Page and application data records
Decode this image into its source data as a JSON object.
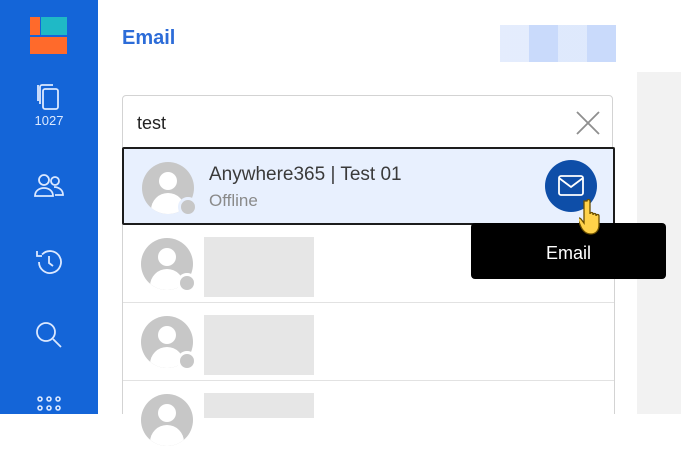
{
  "sidebar": {
    "items": [
      {
        "name": "documents",
        "icon": "copy-icon",
        "count": "1027"
      },
      {
        "name": "contacts",
        "icon": "people-icon"
      },
      {
        "name": "history",
        "icon": "history-icon"
      },
      {
        "name": "search",
        "icon": "search-icon"
      },
      {
        "name": "apps",
        "icon": "grid-icon"
      }
    ]
  },
  "header": {
    "title": "Email"
  },
  "search": {
    "value": "test"
  },
  "results": [
    {
      "name": "Anywhere365 | Test 01",
      "status": "Offline"
    }
  ],
  "tooltip": {
    "label": "Email"
  },
  "colors": {
    "sidebar": "#1465d8",
    "accent": "#2c6cd8",
    "action": "#0e4ea8",
    "selected_row": "#e8f0fe"
  }
}
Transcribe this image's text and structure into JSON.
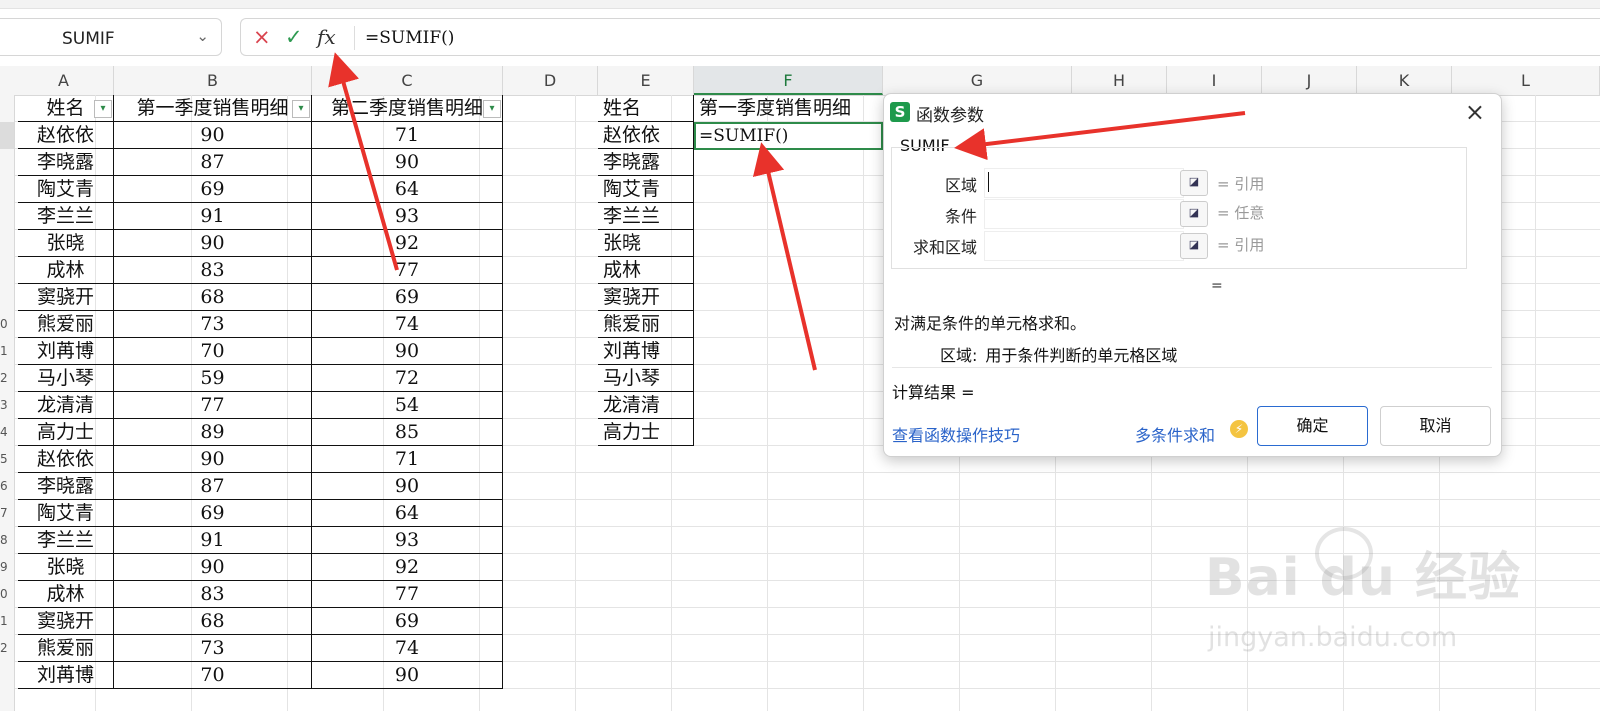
{
  "formula_bar": {
    "name_box": "SUMIF",
    "cancel_glyph": "×",
    "accept_glyph": "✓",
    "fx_glyph": "fx",
    "formula": "=SUMIF()"
  },
  "columns": [
    "A",
    "B",
    "C",
    "D",
    "E",
    "F",
    "G",
    "H",
    "I",
    "J",
    "K",
    "L"
  ],
  "row_numbers": [
    "",
    "",
    "",
    "",
    "",
    "",
    "",
    "",
    "0",
    "1",
    "2",
    "3",
    "4",
    "5",
    "6",
    "7",
    "8",
    "9",
    "0",
    "1",
    "2"
  ],
  "headers": {
    "a": "姓名",
    "b": "第一季度销售明细",
    "c": "第二季度销售明细",
    "e": "姓名",
    "f": "第一季度销售明细"
  },
  "table_rows": [
    {
      "name": "赵依依",
      "q1": "90",
      "q2": "71"
    },
    {
      "name": "李晓露",
      "q1": "87",
      "q2": "90"
    },
    {
      "name": "陶艾青",
      "q1": "69",
      "q2": "64"
    },
    {
      "name": "李兰兰",
      "q1": "91",
      "q2": "93"
    },
    {
      "name": "张晓",
      "q1": "90",
      "q2": "92"
    },
    {
      "name": "成林",
      "q1": "83",
      "q2": "77"
    },
    {
      "name": "窦骁开",
      "q1": "68",
      "q2": "69"
    },
    {
      "name": "熊爱丽",
      "q1": "73",
      "q2": "74"
    },
    {
      "name": "刘苒博",
      "q1": "70",
      "q2": "90"
    },
    {
      "name": "马小琴",
      "q1": "59",
      "q2": "72"
    },
    {
      "name": "龙清清",
      "q1": "77",
      "q2": "54"
    },
    {
      "name": "高力士",
      "q1": "89",
      "q2": "85"
    },
    {
      "name": "赵依依",
      "q1": "90",
      "q2": "71"
    },
    {
      "name": "李晓露",
      "q1": "87",
      "q2": "90"
    },
    {
      "name": "陶艾青",
      "q1": "69",
      "q2": "64"
    },
    {
      "name": "李兰兰",
      "q1": "91",
      "q2": "93"
    },
    {
      "name": "张晓",
      "q1": "90",
      "q2": "92"
    },
    {
      "name": "成林",
      "q1": "83",
      "q2": "77"
    },
    {
      "name": "窦骁开",
      "q1": "68",
      "q2": "69"
    },
    {
      "name": "熊爱丽",
      "q1": "73",
      "q2": "74"
    },
    {
      "name": "刘苒博",
      "q1": "70",
      "q2": "90"
    }
  ],
  "lookup_names": [
    "赵依依",
    "李晓露",
    "陶艾青",
    "李兰兰",
    "张晓",
    "成林",
    "窦骁开",
    "熊爱丽",
    "刘苒博",
    "马小琴",
    "龙清清",
    "高力士"
  ],
  "editing_cell": "=SUMIF()",
  "dialog": {
    "logo": "S",
    "title": "函数参数",
    "close": "×",
    "function_name": "SUMIF",
    "params": [
      {
        "label": "区域",
        "type": "= 引用"
      },
      {
        "label": "条件",
        "type": "= 任意"
      },
      {
        "label": "求和区域",
        "type": "= 引用"
      }
    ],
    "result_eq": "=",
    "description": "对满足条件的单元格求和。",
    "param_desc_key": "区域:",
    "param_desc_text": "用于条件判断的单元格区域",
    "calc_result": "计算结果 =",
    "tips_link": "查看函数操作技巧",
    "multi_link": "多条件求和",
    "ok": "确定",
    "cancel": "取消"
  },
  "watermark": {
    "brand": "Bai du 经验",
    "url": "jingyan.baidu.com"
  }
}
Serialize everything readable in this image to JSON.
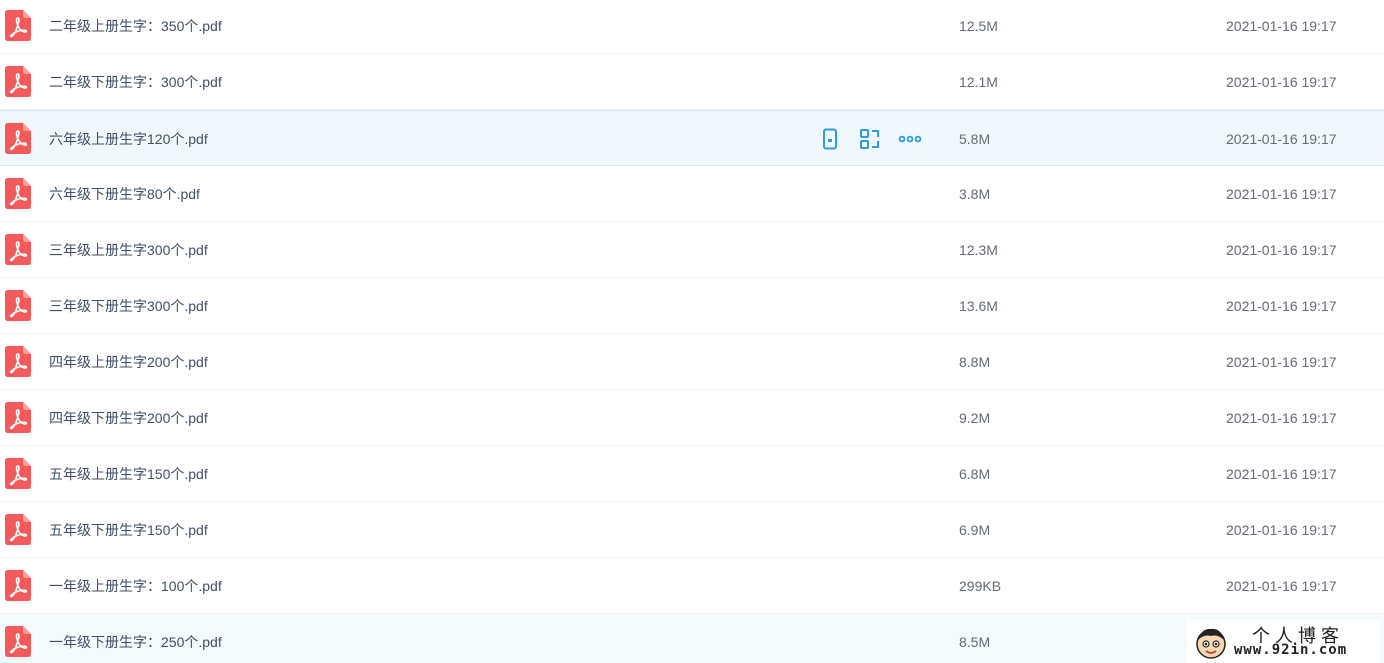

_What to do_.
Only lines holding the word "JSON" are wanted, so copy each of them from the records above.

_Result of the exercise_.
Decode this image into its source data as a JSON object.
Transcribe this image's text and structure into JSON.
Serialize everything readable in this image to JSON.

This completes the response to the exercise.